An active sunspot region on the Sun has been going hardcore: on 31 March at 17:27 UT, AR2975 erupted in the most powerful class of flare of which our Sun is capable, an X-class clocking in at X1.3.
It’s the most powerful of a series of flares emitted by the region. At time of writing, AR2975 has emitted 36 flares: one small B-class flare, 29 middling C-class flares, 9 of the more powerful M-class flares, and this one X-class monster.
Each class of flares is ten times more powerful than the previous, with multiple grades within the class. The most powerful flare on record ever to lash Earth was an X28 flare that took place in November 2003.
When solar flares, and their associated coronal mass ejections (CMEs) are unleashed in the general direction of Earth, shenanigans can ensue. A massive belch of solar particles is launched into interplanetary space; when these particles collide with Earth’s magnetic field and atmosphere, geomagnetic storms are triggered.
Mostly, these will go more or less unnoticed by us lowly surface-dwellers. They can cause some radio and navigation blackouts, maybe some power grid fluctuations, and spectacular aurorae lighting up the polar skies as particles, accelerated along Earth’s magnetic field lines, are deposited at the poles, where they interact with the atmosphere.
Case in point: a massive CME associated with two of AR2975’s M-class flares should have arrived at Earth in the last few days, triggering a strong geomagnetic storm.

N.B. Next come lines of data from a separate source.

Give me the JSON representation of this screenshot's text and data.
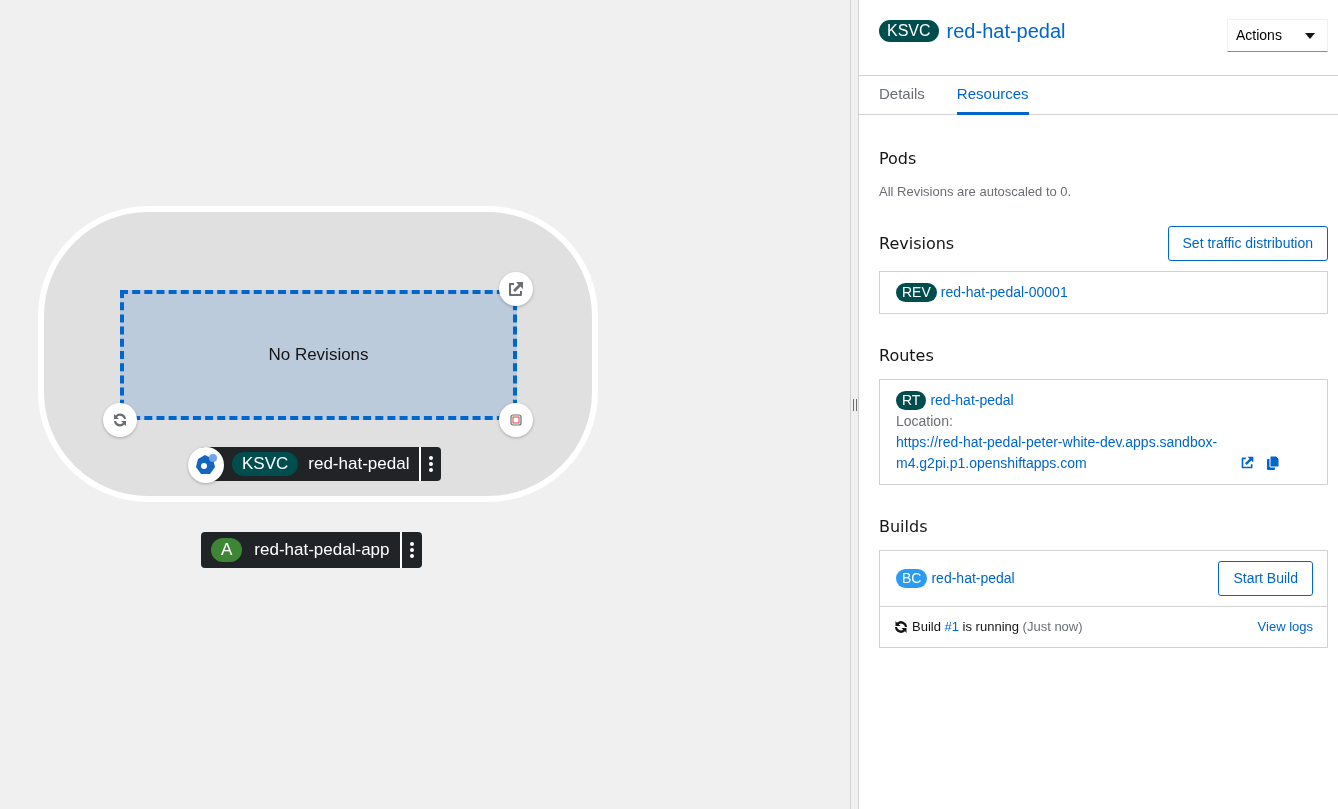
{
  "topology": {
    "service_node": {
      "empty_text": "No Revisions",
      "badge": "KSVC",
      "name": "red-hat-pedal"
    },
    "application": {
      "badge": "A",
      "name": "red-hat-pedal-app"
    }
  },
  "panel": {
    "resource_badge": "KSVC",
    "title": "red-hat-pedal",
    "actions_label": "Actions",
    "tabs": [
      {
        "label": "Details",
        "selected": false
      },
      {
        "label": "Resources",
        "selected": true
      }
    ],
    "pods": {
      "heading": "Pods",
      "message": "All Revisions are autoscaled to 0."
    },
    "revisions": {
      "heading": "Revisions",
      "button": "Set traffic distribution",
      "items": [
        {
          "badge": "REV",
          "name": "red-hat-pedal-00001"
        }
      ]
    },
    "routes": {
      "heading": "Routes",
      "items": [
        {
          "badge": "RT",
          "name": "red-hat-pedal",
          "location_label": "Location:",
          "url": "https://red-hat-pedal-peter-white-dev.apps.sandbox-m4.g2pi.p1.openshiftapps.com"
        }
      ]
    },
    "builds": {
      "heading": "Builds",
      "items": [
        {
          "badge": "BC",
          "name": "red-hat-pedal",
          "button": "Start Build",
          "status": {
            "prefix": "Build",
            "number": "#1",
            "suffix": "is running",
            "time": "(Just now)"
          },
          "logs_link": "View logs"
        }
      ]
    }
  }
}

Unless you were out taking pictures of auroras, you probably didn’t notice much of anything.
The X-class flare, and the subsequent powerful M9 flare, emitted by AR2975 did indeed take place on the Earth-facing side of the Sun, but that’s not a guarantee of geomagnetic storms. The region is currently rotating away from Earth, and any solar particles launched into space may deliver just a glancing blow.
As unnamed NOAA analysts are quoted by Spaceweather: “The CME associated with the X1 flare was modeled and is unlikely to have any significant Earth impacts.” Nevertheless, the chance of aurora is high over the first few days of April.
If you think you’ve been hearing a lot about the Sun’s restlessness lately, you’re not wrong. Our star has been super rowdy, with eruptions every day since mid-January, and a lot of activity prior to then. This is pretty normal. The Sun goes through activity cycles every 11 years, with a clearly defined minimum (with minimal sunspot and flare activity) and maximum.
The minimum takes place when the solar magnetic field is at its weakest. This is when the magnetic field flips, with the solar poles switching places. From that point, the magnetic field grows stronger, and sunspot and flare activity increases.
Since the most recent solar minimum took place in December 2019, we’re currently seeing escalating activity. Previous solar cycles show similar levels of activity at the same stage.
Solar maximum is due to take place sometime around July 2025, and we have unprecedented eyes on the Sun. The European Space Agency’s Solar Orbiter and NASA’s Parker Solar Probe are currently getting very up close and personal with our star, closer than any probe has ever been. With solar maximum looming, we are expecting to gain some breathtaking insight into why the Sun behaves the way it does.